Extracted data entries:
*** Block opens ***

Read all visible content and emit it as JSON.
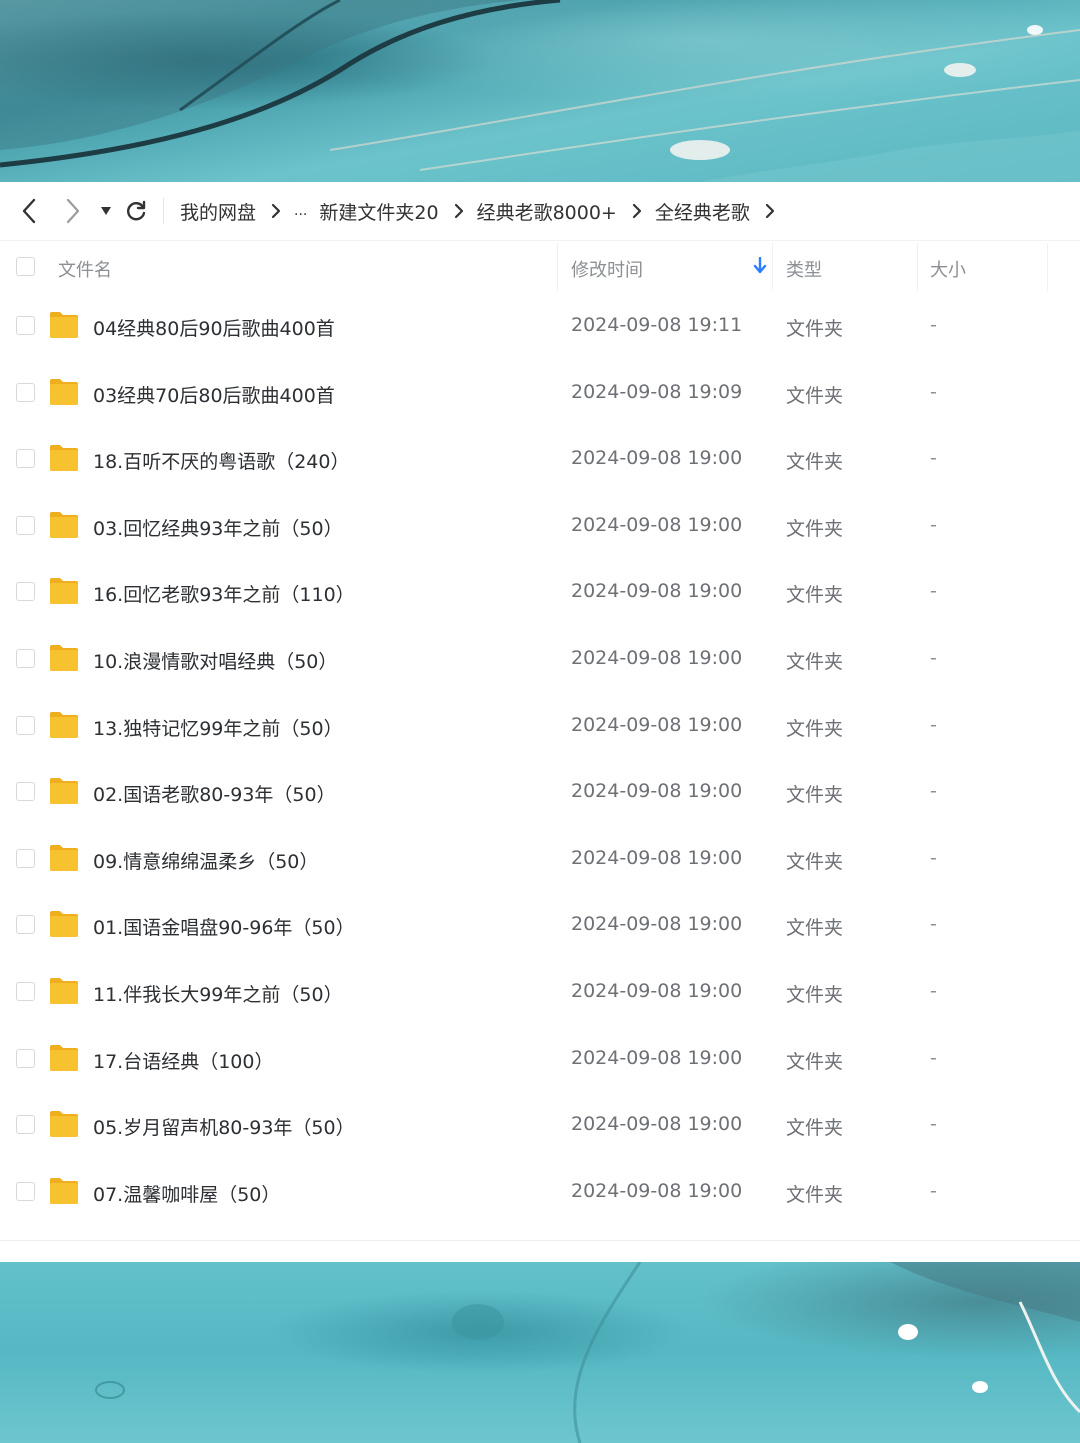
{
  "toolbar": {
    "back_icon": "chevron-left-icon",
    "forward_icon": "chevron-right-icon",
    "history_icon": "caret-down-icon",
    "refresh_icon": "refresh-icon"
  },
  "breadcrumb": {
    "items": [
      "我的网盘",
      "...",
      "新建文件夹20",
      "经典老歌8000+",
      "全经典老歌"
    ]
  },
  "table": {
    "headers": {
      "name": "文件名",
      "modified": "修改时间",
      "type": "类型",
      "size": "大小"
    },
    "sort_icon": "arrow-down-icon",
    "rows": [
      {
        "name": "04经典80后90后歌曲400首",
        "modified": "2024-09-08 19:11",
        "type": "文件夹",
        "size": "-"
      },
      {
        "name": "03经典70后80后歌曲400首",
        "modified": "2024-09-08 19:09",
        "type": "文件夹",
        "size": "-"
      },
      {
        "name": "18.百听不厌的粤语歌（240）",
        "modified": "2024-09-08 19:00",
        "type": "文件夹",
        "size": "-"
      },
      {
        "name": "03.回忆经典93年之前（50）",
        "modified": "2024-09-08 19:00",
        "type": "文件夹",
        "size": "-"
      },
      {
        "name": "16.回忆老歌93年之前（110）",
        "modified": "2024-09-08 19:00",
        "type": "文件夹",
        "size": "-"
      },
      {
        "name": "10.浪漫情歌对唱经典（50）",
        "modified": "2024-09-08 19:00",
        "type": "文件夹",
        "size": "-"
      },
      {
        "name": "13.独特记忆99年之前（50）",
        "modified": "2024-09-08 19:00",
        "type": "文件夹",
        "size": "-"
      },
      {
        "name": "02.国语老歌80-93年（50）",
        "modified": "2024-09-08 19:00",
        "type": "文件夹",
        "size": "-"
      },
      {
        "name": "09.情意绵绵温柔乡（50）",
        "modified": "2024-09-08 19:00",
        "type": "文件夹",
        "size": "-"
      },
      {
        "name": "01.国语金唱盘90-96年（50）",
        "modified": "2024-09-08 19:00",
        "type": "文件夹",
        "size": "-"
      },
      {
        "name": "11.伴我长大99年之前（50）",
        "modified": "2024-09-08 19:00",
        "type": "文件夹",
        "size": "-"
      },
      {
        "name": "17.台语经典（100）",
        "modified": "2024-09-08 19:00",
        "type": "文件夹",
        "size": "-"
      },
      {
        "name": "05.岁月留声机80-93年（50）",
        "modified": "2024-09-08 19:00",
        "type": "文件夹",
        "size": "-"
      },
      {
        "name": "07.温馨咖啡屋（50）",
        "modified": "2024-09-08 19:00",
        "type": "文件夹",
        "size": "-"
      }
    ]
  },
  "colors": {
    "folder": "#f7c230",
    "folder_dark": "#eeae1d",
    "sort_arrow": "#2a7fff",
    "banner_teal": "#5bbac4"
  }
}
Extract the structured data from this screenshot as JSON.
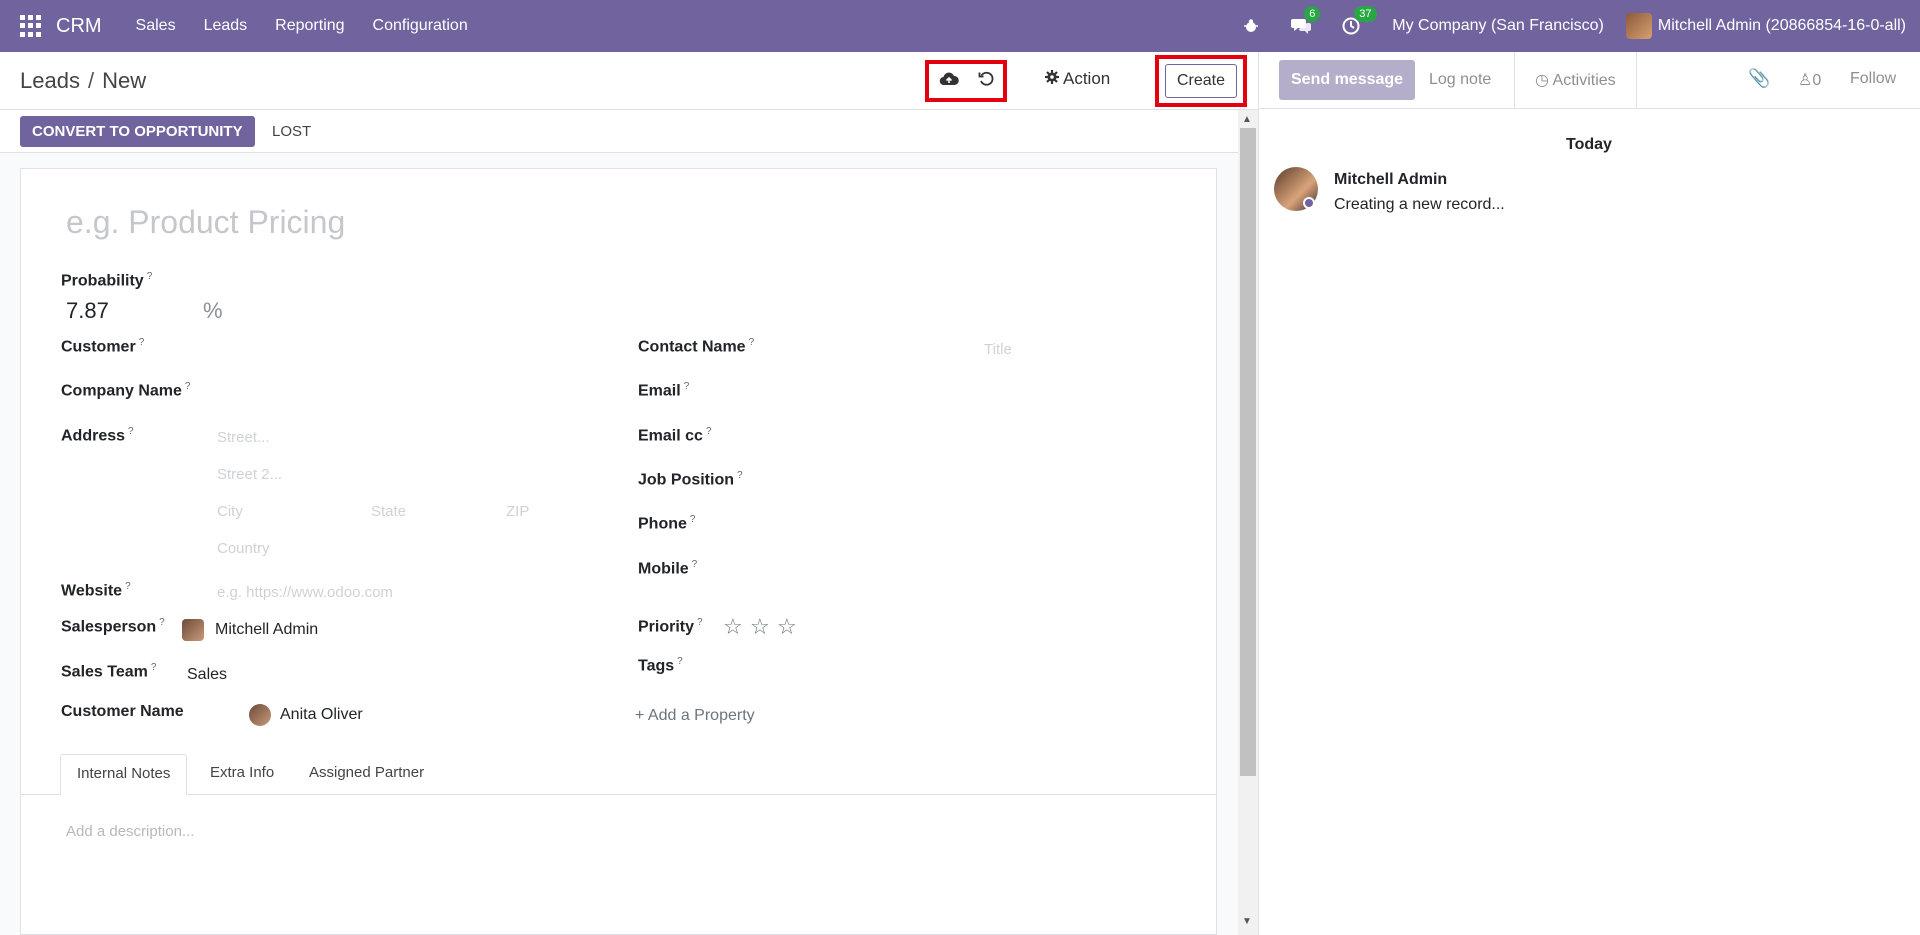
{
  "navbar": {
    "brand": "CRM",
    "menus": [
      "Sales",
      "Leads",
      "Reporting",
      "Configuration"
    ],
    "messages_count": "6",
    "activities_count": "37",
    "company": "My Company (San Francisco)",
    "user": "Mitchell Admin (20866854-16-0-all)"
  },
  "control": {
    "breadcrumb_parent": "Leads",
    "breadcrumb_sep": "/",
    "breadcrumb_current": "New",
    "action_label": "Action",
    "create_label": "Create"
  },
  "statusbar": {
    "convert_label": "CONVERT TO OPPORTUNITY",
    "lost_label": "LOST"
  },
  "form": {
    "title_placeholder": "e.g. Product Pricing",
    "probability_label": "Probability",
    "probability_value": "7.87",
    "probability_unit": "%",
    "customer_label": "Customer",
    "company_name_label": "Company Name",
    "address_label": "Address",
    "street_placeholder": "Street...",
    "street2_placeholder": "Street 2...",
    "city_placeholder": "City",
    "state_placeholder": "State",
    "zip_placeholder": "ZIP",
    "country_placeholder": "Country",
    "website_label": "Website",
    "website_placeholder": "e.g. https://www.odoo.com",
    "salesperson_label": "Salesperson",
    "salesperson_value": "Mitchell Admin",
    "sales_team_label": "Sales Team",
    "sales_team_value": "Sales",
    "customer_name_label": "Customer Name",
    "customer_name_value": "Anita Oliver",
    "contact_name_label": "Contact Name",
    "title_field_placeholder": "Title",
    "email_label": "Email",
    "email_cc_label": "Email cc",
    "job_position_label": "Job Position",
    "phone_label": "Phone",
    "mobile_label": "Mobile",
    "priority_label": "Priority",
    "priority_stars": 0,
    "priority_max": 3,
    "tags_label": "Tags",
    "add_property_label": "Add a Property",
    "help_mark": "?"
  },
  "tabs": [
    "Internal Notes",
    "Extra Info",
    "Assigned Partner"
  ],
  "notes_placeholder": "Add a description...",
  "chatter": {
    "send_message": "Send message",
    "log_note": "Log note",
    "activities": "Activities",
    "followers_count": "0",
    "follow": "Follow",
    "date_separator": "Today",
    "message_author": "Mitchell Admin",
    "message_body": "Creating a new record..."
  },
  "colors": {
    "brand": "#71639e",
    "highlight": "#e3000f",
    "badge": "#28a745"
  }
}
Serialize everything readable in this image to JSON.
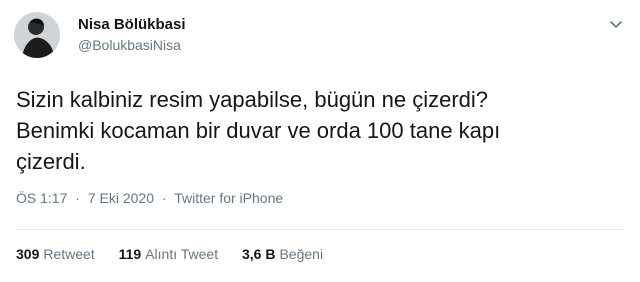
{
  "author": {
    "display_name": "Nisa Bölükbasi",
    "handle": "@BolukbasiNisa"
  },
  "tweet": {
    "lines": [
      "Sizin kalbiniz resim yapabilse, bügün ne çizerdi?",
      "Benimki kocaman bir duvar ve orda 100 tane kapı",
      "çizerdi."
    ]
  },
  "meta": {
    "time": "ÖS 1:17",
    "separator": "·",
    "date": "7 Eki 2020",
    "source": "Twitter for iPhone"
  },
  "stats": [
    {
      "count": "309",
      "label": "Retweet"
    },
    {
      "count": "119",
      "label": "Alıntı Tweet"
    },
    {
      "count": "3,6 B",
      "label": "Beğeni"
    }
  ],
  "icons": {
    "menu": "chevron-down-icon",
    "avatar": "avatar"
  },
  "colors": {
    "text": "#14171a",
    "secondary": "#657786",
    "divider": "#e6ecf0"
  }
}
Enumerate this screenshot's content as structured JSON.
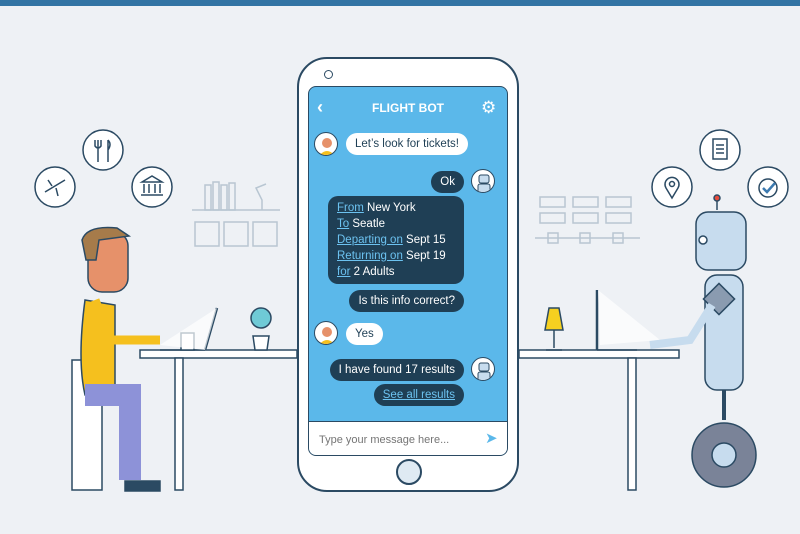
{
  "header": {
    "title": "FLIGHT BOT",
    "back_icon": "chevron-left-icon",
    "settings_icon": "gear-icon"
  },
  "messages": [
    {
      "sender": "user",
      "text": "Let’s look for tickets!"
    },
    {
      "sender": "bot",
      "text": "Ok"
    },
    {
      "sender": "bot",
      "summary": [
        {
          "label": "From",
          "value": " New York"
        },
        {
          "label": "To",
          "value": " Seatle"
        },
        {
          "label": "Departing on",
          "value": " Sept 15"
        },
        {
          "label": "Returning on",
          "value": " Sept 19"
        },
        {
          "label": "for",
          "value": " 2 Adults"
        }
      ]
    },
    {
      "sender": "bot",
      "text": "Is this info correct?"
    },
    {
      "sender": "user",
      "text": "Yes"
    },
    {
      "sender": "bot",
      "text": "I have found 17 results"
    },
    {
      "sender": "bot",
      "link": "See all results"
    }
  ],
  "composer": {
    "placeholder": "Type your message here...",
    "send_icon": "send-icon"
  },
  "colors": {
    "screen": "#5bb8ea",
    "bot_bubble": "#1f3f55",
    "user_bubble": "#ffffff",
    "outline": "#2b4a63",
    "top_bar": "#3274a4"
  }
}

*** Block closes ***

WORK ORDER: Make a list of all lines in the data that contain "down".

EXERCISE SOLUTION:
    "history_icon": "caret-down-icon",
    "sort_icon": "arrow-down-icon",
    "menu": "chevron-down-icon",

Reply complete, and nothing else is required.